This article, Dog Behavior, will help you to interpret and understand why your dog does what he does.
The ancestor of the domestic dog, the wolf, developed a long time ago to be a co-operative pack hunter. Their bodies and brains, senses and abilities developed solely to serve this purpose and they developed behaviors which helped them thrive in a challenging environment.
These same behaviors and motivations still exist in the domestic dog.
Dog Behavior: Pack Mentality: As pack animals dogs naturally submit to a leader, most often their owner. They are most comfortable when they know their place within the pack. Dogs that are given mixed signals, for example when dominant behavior is sometimes tolerated, sometimes not, tend to be stressed.
Dog Behavior: Body Language: Dogs communicate using body language involving the tail, ears, body posture, eye contact and facial expression. A dog drooping its head and tail when scolded, for example, is indicating submission.
Dog Behavior: Territorial Aggressiveness: Dogs naturally protect what they see as their territory. This can include food, a favorite toy, and in extreme cases, even their owner or other humans of their pack.
Dog Behavior: Socialization: Play and socialization in wolf packs serves to cement relationships and hone hunting skills. This is why play between an owner and his dog is so important. Wolf packs also bond through participating in hunts and patrolling territory. This is simulated when you walk your dog.
Dog Behavior: Pursuit: A wolf’s instinct is to chase anything that moves because it is potential prey. Dog’s also show this instinct, chasing the neighbor’s cat, the mailman or a passing cyclist.
Dog Behavior: Fleeing: Given the choice of fight or flight most wild animals choose the later. Wolves (and dogs) are no different especially around loud, unknown noises like fireworks or thunder.
Dog Behavior: Vocalization: Wolves have a more limited vocabulary than dogs but still rely on howling or growling to communicate. The dog’s vocabulary includes barking and whining to express happiness, fear, anxiety, or to sound a warning.

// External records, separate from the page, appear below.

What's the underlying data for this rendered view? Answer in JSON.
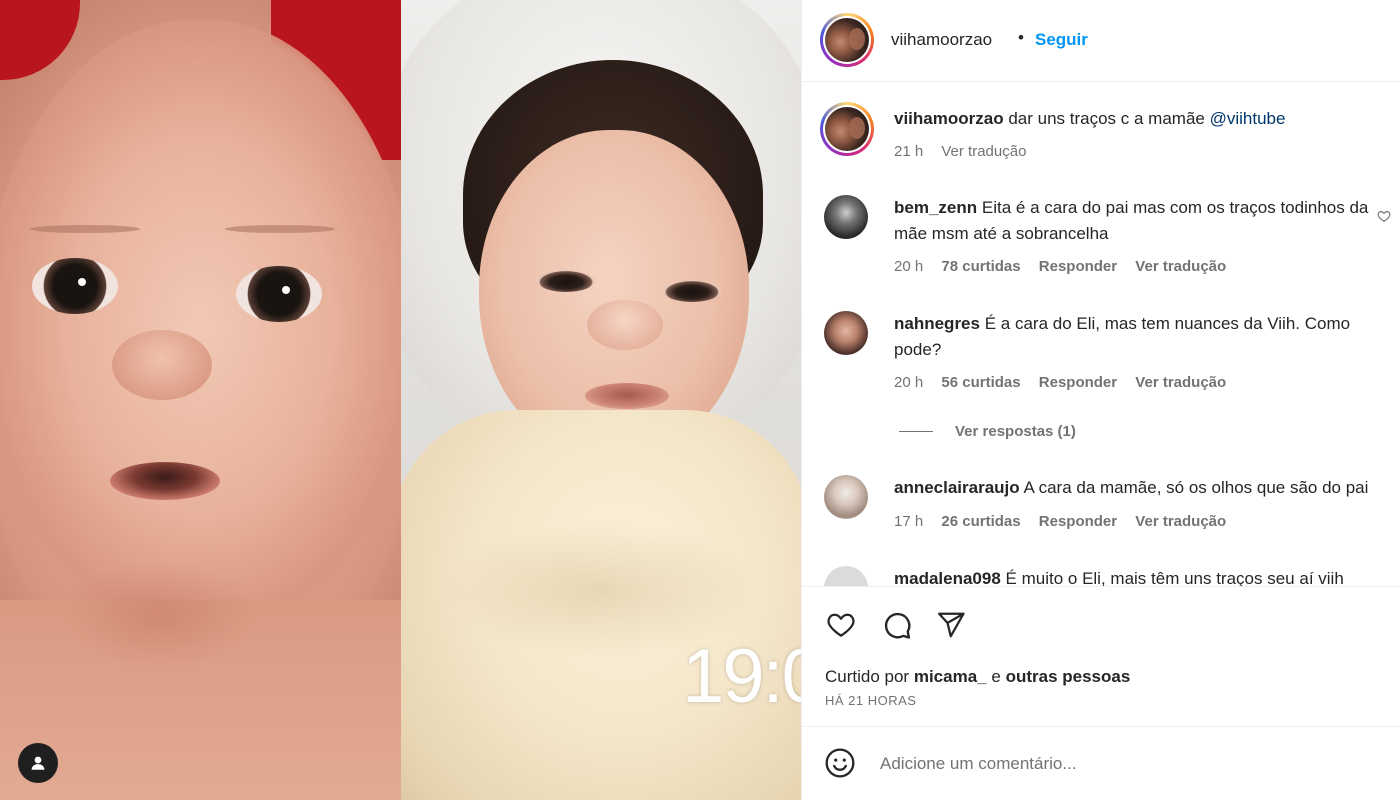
{
  "media": {
    "timestamp_overlay": "19:0"
  },
  "post": {
    "username": "viihamoorzao",
    "separator": "•",
    "follow_label": "Seguir"
  },
  "caption": {
    "username": "viihamoorzao",
    "text": "dar uns traços c a mamãe",
    "mention": "@viihtube",
    "time": "21 h",
    "translate": "Ver tradução"
  },
  "comments": [
    {
      "username": "bem_zenn",
      "line1": "Eita é a cara do pai mas com os traços todinhos da",
      "line2": "mãe msm até a sobrancelha",
      "time": "20 h",
      "likes": "78 curtidas",
      "reply": "Responder",
      "translate": "Ver tradução"
    },
    {
      "username": "nahnegres",
      "line1": "É a cara do Eli, mas tem nuances da Viih. Como",
      "line2": "pode?",
      "time": "20 h",
      "likes": "56 curtidas",
      "reply": "Responder",
      "translate": "Ver tradução",
      "view_replies": "Ver respostas (1)"
    },
    {
      "username": "anneclairaraujo",
      "line1": "A cara da mamãe, só os olhos que são do pai",
      "time": "17 h",
      "likes": "26 curtidas",
      "reply": "Responder",
      "translate": "Ver tradução"
    },
    {
      "username": "madalena098",
      "line1": "É muito o Eli, mais têm uns traços seu aí viih"
    }
  ],
  "likes": {
    "prefix": "Curtido por",
    "user": "micama_",
    "connector": "e",
    "others": "outras pessoas",
    "ago": "HÁ 21 HORAS"
  },
  "comment_box": {
    "placeholder": "Adicione um comentário..."
  },
  "icons": {
    "like": "heart-icon",
    "comment": "comment-icon",
    "share": "send-icon",
    "emoji": "emoji-icon",
    "tag": "user-tag-icon"
  },
  "colors": {
    "link_blue": "#0095f6",
    "mention_blue": "#00376b",
    "secondary_text": "#737373"
  }
}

Here is a quick reference list of some typical dog behavior and how to recognize it.
|Ears||Forward or back, close to head.|
|Eyes||Narrow or staring challengingly.|
|Mouth & Teeth|| Lips open, drawn back to expose teeth bared in a snarl.
Possible jaw snapping.
|Body|| Tense. Upright. Hackles on neck up. Completely Dominant
|Tail||Straight out from body. Fluffed up.|
|Vocalization||Snarl. Growl. Loud bark.|
|Behavior: Before Flight|
|Eyes||Wide open. Possibly rolled back with whites showing.|
|Mouth & Teeth||Slightly opened mouth. Possible drooling.|
|Body||Tense. Shivering. Low, poised to run.|
|Tail||Low or between legs.|
|Vocalization||None. Possible yelp or whine.|
|Eyes||Wide open. Alert look.|
|Mouth & Teeth||Relaxed, possibly slightly open, “smiling” mouth.|
|Body|| Normal posture. Still, or possible wiggling of whole rear
|Tail||Up or out from body. Wagging.|
|Vocalization||Whimpering, yapping, or short, high bark.|
|Eyes||Wide open, alert.|
|Mouth & Teeth|| Mouth slightly open, teeth bared. Snapping or gnashing of
|Body|| Tense. Rigid. Hackles up. Standing very tall in an
aggressive or dominant stance.
|Tail||Rigid. Held straight out from body. Sometimes fluffed.|
|Vocalization||Loud alert bark. Growl. Snarl.|
|Behavior: Happy / Playful|
|Ears||Perked-up and forward, or relaxed.|
|Eyes||Wide open. Sparkly/merry-looking.|
|Mouth & Teeth|| Mouth relaxed and slightly open, teeth covered. Excited
|Body|| Relaxed, or front end lowered, rear end up in the air,
wiggling in a play-bow. Excited bouncing and jumping up and down.
Circling around and running forward and back in an invitation to
|Vocalization||Excited barking. Soft play-growling.|
|Ears||Alert. Held forward or backward to catch sounds.|
|Eyes||Wide open. Staring, focusing.|
|Mouth & Teeth||Mouth closed.|
|Body|| Rigid. Low to ground, ready to spring forward. Quietly
sniffing the air.
|Tail||Straight and low.|
|Ears||Down, flattened against head.|
|Eyes||Narrowed to slits or wide open, whites showing.|
|Mouth & Teeth|| Lips pulled way back from teeth in a “grin”.
Nuzzling or licking other animal or person on face.
|Body|| Lowered to ground, front paw raised. Lying on back, belly
up. Possible urine leaking/dribbling. Possible emptying of anal scent
|Tail||Down, between legs.|
|Vocalization|| None, or low, worried whining. Possible yelping/whimpering
For more on dog behavior read the “Dog Psychology”, and “Dog Language” articles below.